- Data for review -
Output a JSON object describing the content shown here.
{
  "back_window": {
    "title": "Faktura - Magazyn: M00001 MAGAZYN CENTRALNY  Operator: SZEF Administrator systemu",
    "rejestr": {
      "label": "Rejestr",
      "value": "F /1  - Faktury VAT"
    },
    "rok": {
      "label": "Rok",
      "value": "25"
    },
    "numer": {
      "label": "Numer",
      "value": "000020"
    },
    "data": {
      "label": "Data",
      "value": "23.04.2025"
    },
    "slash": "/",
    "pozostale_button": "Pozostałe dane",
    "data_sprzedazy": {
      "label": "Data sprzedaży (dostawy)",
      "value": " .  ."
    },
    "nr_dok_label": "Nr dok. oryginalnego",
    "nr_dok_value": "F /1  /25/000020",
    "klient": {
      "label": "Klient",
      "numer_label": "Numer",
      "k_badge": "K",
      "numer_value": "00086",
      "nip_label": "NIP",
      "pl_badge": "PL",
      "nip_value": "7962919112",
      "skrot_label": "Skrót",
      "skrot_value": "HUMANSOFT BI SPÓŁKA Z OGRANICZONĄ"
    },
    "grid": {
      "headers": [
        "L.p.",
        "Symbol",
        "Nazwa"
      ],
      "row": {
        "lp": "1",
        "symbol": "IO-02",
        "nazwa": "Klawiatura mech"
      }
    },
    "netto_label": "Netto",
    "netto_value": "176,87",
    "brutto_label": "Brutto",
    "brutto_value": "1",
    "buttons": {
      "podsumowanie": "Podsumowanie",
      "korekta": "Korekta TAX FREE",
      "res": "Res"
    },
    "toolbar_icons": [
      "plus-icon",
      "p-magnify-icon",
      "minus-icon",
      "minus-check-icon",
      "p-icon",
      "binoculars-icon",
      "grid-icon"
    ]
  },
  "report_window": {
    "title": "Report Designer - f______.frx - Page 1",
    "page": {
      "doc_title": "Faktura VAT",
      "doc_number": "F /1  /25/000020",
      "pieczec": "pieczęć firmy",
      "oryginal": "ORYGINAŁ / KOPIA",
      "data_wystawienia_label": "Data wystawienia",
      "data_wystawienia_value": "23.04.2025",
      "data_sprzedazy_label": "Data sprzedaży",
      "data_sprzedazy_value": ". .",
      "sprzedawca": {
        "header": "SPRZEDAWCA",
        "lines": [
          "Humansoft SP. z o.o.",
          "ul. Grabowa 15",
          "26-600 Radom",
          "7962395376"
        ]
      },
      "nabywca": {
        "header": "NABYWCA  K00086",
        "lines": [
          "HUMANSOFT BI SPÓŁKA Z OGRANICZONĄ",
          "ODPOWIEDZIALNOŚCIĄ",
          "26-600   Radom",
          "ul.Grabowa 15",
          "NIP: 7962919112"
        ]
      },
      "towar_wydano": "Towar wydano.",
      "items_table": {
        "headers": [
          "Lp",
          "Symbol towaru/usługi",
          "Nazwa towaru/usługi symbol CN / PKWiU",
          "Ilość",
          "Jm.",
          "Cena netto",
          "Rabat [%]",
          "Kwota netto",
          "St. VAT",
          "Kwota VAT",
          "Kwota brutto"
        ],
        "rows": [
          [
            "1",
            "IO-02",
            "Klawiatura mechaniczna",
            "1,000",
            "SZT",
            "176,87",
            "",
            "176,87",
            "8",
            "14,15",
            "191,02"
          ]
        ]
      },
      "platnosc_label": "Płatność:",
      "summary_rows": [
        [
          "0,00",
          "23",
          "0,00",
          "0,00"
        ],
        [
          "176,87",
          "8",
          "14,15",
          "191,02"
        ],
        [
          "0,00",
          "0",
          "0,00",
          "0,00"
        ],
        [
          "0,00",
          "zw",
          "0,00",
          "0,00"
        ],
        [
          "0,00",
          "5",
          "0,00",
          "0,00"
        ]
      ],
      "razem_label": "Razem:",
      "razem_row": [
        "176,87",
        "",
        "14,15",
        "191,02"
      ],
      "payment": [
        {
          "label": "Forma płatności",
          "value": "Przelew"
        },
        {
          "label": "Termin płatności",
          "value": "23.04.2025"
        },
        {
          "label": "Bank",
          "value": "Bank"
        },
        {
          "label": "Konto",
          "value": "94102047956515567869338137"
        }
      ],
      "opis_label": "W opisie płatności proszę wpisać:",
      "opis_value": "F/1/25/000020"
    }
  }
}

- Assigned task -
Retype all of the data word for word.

- Response -
Output a JSON object describing the content shown here.
{
  "back_window": {
    "title": "Faktura - Magazyn: M00001 MAGAZYN CENTRALNY  Operator: SZEF Administrator systemu",
    "rejestr": {
      "label": "Rejestr",
      "value": "F /1  - Faktury VAT"
    },
    "rok": {
      "label": "Rok",
      "value": "25"
    },
    "numer": {
      "label": "Numer",
      "value": "000020"
    },
    "data": {
      "label": "Data",
      "value": "23.04.2025"
    },
    "slash": "/",
    "pozostale_button": "Pozostałe dane",
    "data_sprzedazy": {
      "label": "Data sprzedaży (dostawy)",
      "value": " .  ."
    },
    "nr_dok_label": "Nr dok. oryginalnego",
    "nr_dok_value": "F /1  /25/000020",
    "klient": {
      "label": "Klient",
      "numer_label": "Numer",
      "k_badge": "K",
      "numer_value": "00086",
      "nip_label": "NIP",
      "pl_badge": "PL",
      "nip_value": "7962919112",
      "skrot_label": "Skrót",
      "skrot_value": "HUMANSOFT BI SPÓŁKA Z OGRANICZONĄ"
    },
    "grid": {
      "headers": [
        "L.p.",
        "Symbol",
        "Nazwa"
      ],
      "row": {
        "lp": "1",
        "symbol": "IO-02",
        "nazwa": "Klawiatura mech"
      }
    },
    "netto_label": "Netto",
    "netto_value": "176,87",
    "brutto_label": "Brutto",
    "brutto_value": "1",
    "buttons": {
      "podsumowanie": "Podsumowanie",
      "korekta": "Korekta TAX FREE",
      "res": "Res"
    },
    "toolbar_icons": [
      "plus-icon",
      "p-magnify-icon",
      "minus-icon",
      "minus-check-icon",
      "p-icon",
      "binoculars-icon",
      "grid-icon"
    ]
  },
  "report_window": {
    "title": "Report Designer - f______.frx - Page 1",
    "page": {
      "doc_title": "Faktura VAT",
      "doc_number": "F /1  /25/000020",
      "pieczec": "pieczęć firmy",
      "oryginal": "ORYGINAŁ / KOPIA",
      "data_wystawienia_label": "Data wystawienia",
      "data_wystawienia_value": "23.04.2025",
      "data_sprzedazy_label": "Data sprzedaży",
      "data_sprzedazy_value": ". .",
      "sprzedawca": {
        "header": "SPRZEDAWCA",
        "lines": [
          "Humansoft SP. z o.o.",
          "ul. Grabowa 15",
          "26-600 Radom",
          "7962395376"
        ]
      },
      "nabywca": {
        "header": "NABYWCA  K00086",
        "lines": [
          "HUMANSOFT BI SPÓŁKA Z OGRANICZONĄ",
          "ODPOWIEDZIALNOŚCIĄ",
          "26-600   Radom",
          "ul.Grabowa 15",
          "NIP: 7962919112"
        ]
      },
      "towar_wydano": "Towar wydano.",
      "items_table": {
        "headers": [
          "Lp",
          "Symbol towaru/usługi",
          "Nazwa towaru/usługi symbol CN / PKWiU",
          "Ilość",
          "Jm.",
          "Cena netto",
          "Rabat [%]",
          "Kwota netto",
          "St. VAT",
          "Kwota VAT",
          "Kwota brutto"
        ],
        "rows": [
          [
            "1",
            "IO-02",
            "Klawiatura mechaniczna",
            "1,000",
            "SZT",
            "176,87",
            "",
            "176,87",
            "8",
            "14,15",
            "191,02"
          ]
        ]
      },
      "platnosc_label": "Płatność:",
      "summary_rows": [
        [
          "0,00",
          "23",
          "0,00",
          "0,00"
        ],
        [
          "176,87",
          "8",
          "14,15",
          "191,02"
        ],
        [
          "0,00",
          "0",
          "0,00",
          "0,00"
        ],
        [
          "0,00",
          "zw",
          "0,00",
          "0,00"
        ],
        [
          "0,00",
          "5",
          "0,00",
          "0,00"
        ]
      ],
      "razem_label": "Razem:",
      "razem_row": [
        "176,87",
        "",
        "14,15",
        "191,02"
      ],
      "payment": [
        {
          "label": "Forma płatności",
          "value": "Przelew"
        },
        {
          "label": "Termin płatności",
          "value": "23.04.2025"
        },
        {
          "label": "Bank",
          "value": "Bank"
        },
        {
          "label": "Konto",
          "value": "94102047956515567869338137"
        }
      ],
      "opis_label": "W opisie płatności proszę wpisać:",
      "opis_value": "F/1/25/000020"
    }
  }
}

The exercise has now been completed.